The cabezon is the largest member of the cottid family. In Spanish cabezon means big-headed or stubborn, and, proportionally, the massive head is definitely the largest feature of this fish. The specific name marmoratus refers to the marbled or mottled appearance of the body, which can be reddish, greenish, or bronze.
Distribution, Stock Structure and Migration
Populations range along the eastern Pacific coast from Point Abreojos, Baja California to Sitka, Alaska. Cabezon normally occur nearshore and their depth range extends from the intertidal to 250 ft. As fish get older and larger they tend to migrate into deeper water. In shallower water they migrate in and out with the tide to feed.
Age and Growth
Cabezon have been aged to a maximum age of 17 yr for males and 16 yr for females. Total lengths corresponding to these ages were 25.5 in. and 28.5 in., respectively. The largest recorded size is 39 in. in length and over 25 pounds.
Reproduction, Fecundity and Seasonality
Limited information available on age at sexual maturity suggests in central California males begin to mature in their third year and all are mature by their fourth year. The smallest mature male cabezon observed measured from 13.3 to 13.5 in. TL, and the smallest mature female cabezon observed measured 17.5 in. TL. Some females begin to mature in their fourth year between 15 and 20 in. in length, and by the sixth year all females are sexually mature. In California, spawning commences in late October, peaks in January and continues until March. Females are oviparous, meaning they lay or spawn eggs. Females spawn their eggs on intertidal and subtidal, algae-free rocky surfaces, primarily in crevices and under rocks. Masses of the pale green or reddish eggs are up to18 in. in diameter and up to two to four inches thick. Males fertilize the eggs after spawning by the female, and the male guards the nest during the 2-3 week period that the eggs mature. Fish are very protective of the nests for the two to three weeks it takes the eggs to develop and hatch. Larvae are approximately 0.1 to 0.2 in. long at hatching and begin to settle out of the plankton at 0.6 to 0.9 inches.
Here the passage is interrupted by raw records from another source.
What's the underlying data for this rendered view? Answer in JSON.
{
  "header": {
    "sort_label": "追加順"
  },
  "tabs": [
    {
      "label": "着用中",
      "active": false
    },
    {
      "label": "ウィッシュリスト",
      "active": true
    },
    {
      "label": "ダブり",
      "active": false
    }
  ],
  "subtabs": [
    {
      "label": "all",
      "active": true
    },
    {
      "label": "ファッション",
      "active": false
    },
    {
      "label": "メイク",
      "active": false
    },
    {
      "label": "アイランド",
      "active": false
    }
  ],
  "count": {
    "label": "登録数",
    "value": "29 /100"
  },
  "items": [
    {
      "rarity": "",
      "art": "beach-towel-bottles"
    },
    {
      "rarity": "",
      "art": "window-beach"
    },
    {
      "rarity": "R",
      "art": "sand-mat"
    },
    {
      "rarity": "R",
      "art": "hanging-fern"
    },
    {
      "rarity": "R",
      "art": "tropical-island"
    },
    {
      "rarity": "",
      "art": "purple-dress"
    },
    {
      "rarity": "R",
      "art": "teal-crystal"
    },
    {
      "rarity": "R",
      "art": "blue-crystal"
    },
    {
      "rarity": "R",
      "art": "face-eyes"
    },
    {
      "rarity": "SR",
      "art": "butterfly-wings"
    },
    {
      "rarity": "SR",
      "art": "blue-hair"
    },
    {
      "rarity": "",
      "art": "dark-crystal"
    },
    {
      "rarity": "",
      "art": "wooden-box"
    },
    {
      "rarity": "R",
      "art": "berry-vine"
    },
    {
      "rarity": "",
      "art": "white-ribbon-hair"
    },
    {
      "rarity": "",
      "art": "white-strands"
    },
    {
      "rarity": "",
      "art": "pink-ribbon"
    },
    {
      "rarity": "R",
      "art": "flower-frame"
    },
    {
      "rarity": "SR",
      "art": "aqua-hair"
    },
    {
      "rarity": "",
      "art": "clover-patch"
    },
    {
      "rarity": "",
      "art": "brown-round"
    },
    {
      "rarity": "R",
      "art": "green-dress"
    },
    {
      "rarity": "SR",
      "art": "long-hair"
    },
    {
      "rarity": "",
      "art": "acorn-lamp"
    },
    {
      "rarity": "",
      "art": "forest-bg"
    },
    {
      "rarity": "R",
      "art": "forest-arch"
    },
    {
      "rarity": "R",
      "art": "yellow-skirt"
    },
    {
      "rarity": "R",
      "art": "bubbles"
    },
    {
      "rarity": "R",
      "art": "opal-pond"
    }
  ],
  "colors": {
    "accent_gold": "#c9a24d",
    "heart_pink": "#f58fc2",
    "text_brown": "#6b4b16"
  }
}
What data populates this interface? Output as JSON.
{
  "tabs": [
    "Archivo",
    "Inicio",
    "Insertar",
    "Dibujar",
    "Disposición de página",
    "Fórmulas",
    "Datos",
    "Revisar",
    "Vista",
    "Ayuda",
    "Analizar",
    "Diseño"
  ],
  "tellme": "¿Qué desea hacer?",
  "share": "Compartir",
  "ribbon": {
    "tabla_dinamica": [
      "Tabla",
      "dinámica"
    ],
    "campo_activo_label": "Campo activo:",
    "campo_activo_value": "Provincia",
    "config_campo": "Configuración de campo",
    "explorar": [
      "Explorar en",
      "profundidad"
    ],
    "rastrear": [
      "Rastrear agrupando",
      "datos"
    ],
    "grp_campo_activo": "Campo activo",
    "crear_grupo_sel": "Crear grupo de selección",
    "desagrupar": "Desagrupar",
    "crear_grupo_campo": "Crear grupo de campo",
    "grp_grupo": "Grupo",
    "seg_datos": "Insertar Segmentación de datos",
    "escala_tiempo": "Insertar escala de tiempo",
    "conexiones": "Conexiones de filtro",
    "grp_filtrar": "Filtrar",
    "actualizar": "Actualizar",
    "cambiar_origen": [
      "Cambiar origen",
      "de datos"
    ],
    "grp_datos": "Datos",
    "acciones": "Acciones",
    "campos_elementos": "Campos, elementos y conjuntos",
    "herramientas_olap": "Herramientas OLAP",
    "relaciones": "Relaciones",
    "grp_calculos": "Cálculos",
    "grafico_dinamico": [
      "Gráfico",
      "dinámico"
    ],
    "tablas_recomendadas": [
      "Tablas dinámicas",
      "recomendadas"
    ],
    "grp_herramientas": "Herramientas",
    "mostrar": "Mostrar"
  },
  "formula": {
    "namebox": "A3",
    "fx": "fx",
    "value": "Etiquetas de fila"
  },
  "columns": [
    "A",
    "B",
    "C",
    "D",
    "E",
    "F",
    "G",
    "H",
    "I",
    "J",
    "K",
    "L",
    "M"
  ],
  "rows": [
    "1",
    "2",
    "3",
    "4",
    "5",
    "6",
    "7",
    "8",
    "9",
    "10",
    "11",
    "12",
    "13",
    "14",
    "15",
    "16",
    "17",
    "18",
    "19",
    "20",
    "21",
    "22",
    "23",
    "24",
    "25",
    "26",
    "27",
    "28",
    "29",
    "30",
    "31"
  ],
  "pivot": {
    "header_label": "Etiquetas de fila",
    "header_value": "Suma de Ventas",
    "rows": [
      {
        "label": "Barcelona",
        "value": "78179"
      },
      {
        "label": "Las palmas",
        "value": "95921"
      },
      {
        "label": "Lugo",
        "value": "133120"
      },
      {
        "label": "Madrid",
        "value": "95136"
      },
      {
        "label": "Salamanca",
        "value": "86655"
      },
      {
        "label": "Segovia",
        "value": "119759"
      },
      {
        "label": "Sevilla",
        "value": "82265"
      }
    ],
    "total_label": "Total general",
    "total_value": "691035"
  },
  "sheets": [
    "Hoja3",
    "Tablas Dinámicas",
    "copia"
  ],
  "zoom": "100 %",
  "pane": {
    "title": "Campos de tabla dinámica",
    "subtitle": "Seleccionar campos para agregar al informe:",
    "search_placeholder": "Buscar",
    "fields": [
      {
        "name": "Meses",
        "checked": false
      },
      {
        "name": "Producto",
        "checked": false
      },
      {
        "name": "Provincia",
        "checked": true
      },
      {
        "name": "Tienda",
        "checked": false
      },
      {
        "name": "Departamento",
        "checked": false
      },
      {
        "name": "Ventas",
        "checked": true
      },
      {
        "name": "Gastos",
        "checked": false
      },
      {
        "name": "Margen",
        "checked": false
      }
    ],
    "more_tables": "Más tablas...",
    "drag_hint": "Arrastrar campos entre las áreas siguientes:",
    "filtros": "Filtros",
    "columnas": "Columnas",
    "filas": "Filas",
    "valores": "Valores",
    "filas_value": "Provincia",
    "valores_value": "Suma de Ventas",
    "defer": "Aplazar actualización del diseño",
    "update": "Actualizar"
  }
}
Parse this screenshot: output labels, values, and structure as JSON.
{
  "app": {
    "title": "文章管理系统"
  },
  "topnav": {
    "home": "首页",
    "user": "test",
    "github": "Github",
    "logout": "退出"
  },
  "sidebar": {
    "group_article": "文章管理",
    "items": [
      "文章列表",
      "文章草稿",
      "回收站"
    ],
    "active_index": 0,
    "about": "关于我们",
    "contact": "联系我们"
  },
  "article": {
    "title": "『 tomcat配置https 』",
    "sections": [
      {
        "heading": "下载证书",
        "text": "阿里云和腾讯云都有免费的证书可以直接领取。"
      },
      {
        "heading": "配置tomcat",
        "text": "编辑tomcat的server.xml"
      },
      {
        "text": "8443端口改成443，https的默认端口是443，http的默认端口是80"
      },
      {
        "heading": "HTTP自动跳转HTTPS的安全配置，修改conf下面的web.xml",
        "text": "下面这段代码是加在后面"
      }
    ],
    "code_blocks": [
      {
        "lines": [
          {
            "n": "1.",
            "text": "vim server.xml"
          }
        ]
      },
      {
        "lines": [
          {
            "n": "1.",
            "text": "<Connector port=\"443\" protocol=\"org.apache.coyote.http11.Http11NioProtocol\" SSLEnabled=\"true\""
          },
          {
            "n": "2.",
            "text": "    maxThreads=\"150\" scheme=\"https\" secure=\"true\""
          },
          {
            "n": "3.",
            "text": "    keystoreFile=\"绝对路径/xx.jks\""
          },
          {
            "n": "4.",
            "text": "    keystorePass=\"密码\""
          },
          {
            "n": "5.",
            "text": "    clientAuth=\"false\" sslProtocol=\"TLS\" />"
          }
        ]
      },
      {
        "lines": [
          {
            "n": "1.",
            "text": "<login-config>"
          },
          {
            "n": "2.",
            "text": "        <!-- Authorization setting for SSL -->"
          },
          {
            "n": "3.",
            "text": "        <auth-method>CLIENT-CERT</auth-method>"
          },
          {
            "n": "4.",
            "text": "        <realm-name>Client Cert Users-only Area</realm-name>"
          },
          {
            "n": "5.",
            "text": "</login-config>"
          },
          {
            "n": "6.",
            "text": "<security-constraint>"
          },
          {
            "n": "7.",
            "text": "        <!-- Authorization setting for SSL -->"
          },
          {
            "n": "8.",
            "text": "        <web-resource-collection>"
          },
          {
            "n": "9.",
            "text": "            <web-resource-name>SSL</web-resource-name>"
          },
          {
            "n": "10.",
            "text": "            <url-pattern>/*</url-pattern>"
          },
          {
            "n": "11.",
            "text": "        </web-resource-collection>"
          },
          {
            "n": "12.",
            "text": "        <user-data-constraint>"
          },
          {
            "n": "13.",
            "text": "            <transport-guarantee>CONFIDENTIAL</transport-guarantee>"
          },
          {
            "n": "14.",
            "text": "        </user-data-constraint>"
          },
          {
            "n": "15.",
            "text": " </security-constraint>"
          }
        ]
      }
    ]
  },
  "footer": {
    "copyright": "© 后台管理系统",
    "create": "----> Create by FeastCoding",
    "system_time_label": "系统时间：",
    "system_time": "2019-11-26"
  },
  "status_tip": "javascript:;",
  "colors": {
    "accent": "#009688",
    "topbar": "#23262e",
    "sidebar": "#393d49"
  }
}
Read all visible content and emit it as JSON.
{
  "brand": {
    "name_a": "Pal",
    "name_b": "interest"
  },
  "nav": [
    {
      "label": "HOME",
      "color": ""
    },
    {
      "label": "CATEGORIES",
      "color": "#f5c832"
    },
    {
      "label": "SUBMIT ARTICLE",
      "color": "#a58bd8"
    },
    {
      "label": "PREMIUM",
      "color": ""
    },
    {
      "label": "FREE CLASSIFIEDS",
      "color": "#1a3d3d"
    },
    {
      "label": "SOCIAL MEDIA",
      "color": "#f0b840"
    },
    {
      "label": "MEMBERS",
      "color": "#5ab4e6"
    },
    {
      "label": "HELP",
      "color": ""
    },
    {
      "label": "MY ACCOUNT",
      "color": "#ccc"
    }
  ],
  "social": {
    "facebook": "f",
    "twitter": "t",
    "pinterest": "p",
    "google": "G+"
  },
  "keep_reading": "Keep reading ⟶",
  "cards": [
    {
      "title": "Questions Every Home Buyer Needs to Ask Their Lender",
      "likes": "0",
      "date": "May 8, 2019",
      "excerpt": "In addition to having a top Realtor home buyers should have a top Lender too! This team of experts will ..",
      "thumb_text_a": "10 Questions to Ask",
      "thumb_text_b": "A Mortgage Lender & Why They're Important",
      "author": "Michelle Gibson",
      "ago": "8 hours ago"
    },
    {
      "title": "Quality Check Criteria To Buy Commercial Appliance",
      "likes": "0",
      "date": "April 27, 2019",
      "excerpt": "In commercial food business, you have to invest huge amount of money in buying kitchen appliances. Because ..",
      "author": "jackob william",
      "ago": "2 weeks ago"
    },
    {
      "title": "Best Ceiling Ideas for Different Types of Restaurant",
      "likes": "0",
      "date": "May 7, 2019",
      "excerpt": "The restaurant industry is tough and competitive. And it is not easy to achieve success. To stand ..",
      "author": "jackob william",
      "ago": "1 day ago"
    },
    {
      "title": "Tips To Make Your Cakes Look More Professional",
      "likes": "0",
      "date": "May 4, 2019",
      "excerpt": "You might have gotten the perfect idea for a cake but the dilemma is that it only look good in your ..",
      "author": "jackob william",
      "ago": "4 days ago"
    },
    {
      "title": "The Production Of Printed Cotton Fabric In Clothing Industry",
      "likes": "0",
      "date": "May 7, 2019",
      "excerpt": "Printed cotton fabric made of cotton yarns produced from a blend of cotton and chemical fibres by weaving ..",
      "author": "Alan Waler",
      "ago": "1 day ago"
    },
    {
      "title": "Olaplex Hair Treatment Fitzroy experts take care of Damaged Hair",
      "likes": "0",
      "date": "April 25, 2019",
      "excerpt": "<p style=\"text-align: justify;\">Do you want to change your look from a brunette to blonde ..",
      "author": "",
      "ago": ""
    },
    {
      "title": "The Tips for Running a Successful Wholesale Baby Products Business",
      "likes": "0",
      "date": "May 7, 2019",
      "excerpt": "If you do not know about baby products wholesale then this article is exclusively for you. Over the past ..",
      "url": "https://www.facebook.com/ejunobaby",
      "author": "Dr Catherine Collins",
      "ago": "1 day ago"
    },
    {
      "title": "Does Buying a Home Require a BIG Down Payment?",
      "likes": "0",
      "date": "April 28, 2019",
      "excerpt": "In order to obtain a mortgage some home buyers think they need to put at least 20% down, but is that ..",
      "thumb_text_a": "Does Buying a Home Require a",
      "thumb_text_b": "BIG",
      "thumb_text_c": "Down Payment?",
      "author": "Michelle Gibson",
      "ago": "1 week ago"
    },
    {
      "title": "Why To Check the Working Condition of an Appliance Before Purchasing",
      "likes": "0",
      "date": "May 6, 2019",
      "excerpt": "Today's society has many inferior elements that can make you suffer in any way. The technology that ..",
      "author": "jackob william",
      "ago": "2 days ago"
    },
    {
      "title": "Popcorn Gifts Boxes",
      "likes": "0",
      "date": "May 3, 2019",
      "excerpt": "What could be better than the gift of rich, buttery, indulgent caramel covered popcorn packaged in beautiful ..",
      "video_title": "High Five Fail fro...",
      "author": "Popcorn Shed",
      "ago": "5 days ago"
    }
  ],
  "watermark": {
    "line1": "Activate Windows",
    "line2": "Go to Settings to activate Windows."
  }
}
Cabezon can be aptly described as "sit and wait" predators. Their mottled coloration lets them blend in with their surroundings as they sit motionless to wait for their next meal. With large, robust pectoral fins set low on the body and a powerful tail, they quickly lunge after unwary prey, engulfing it in their large mouth.
Adult fish eat crabs, small lobsters, mollusks (abalone, squid, octopi), small fish (including rockfishes), and fish eggs. Juveniles are taken by rockfishes and larger cabezon, as well as by lingcod and other sculpins.
Based on co-occurrence with adult and juvenile cabezon, demersal fishes associated with kelp beds and reef structure likely to compete with cabezon for food and space would include lingcod, greenlings, and rockfish species such as grass, gopher, black-and-yellow, China, quillback, copper, and vermilion.
Fish frequent subtidal habitats in or around rocky reef areas and under kelp beds. Usually solitary, juveniles and adults both are common on any rocky bottom area with dense algal growth. They are often in the vicinity of kelp beds, jetties, isolated rocky reefs or pinnacles, and in shallow tide pools. Most of their time is spent sitting in holes, on reefs, in pools, or on kelp blades beneath the canopy, but not actively swimming.
Status of Stocks
The third full assessment of the population status of cabezon was completed in 2009 for the population off the west coast of the United States. The first assessment was for a state-wide California cabezon stock in the year 2003 (Cope et al. 2004). The second assessment (Cope and Punt 2006) considered two sub-stocks (the northern California sub-stock and the southern California sub-stock), demarcated at Point Conception, CA. The current assessment retains the two California sub-stocks, also evaluating the population as a coast-wide California stock, and extends the assessment to a third sub-stock for cabezon in the waters off of Oregon. Cabezon were lightly exploited until the 1940s in California, particularly in northern California. Catches began to increase in southern California in the 1960s. Commercial catch has become a major source of removals in the last 15 years because of the developing live-fish fishery in California.
The lastest stock assessment indicates the Northern California Sub-stock was calculated to be at 45% of its virgin biomass. The Southern California Sub-stock was calculated to be at 60% of its virgin biomass.
Information on this page was originally presented in the Nearshore Fishery Management Plan (these profiles updated July, 2010).